--- ASSIGNMENT ---
Copy each line in the data below that contains the word "this".

Start of MATERIAL TO PROCESS

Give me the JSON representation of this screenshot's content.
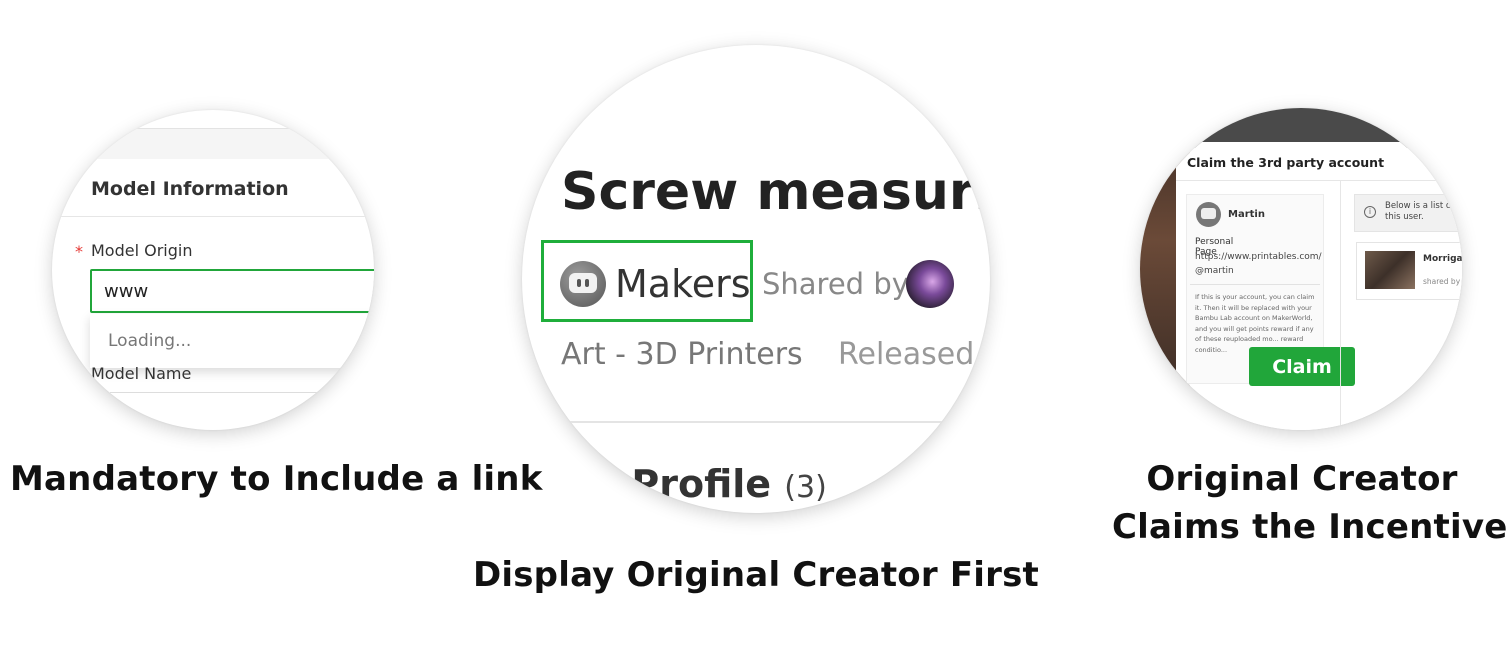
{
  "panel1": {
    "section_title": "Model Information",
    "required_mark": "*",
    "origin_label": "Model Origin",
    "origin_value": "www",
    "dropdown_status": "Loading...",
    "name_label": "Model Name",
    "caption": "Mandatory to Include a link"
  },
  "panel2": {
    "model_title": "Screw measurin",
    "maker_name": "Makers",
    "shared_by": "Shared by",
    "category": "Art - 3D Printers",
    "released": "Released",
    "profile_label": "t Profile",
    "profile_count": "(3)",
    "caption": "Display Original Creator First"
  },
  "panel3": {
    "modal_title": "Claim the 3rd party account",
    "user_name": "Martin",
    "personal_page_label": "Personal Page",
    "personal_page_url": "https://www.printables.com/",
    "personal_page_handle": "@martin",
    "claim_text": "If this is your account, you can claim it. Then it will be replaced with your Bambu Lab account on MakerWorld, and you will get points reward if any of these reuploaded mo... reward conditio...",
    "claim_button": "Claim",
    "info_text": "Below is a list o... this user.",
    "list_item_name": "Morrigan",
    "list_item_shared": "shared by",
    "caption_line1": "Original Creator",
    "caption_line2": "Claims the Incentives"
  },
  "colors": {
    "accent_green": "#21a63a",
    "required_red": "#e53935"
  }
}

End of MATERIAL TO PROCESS

--- COMPLETED EXERCISE ---
Give me the JSON representation of this screenshot's content.
    "claim_text": "If this is your account, you can claim it. Then it will be replaced with your Bambu Lab account on MakerWorld, and you will get points reward if any of these reuploaded mo... reward conditio...",
    "info_text": "Below is a list o... this user.",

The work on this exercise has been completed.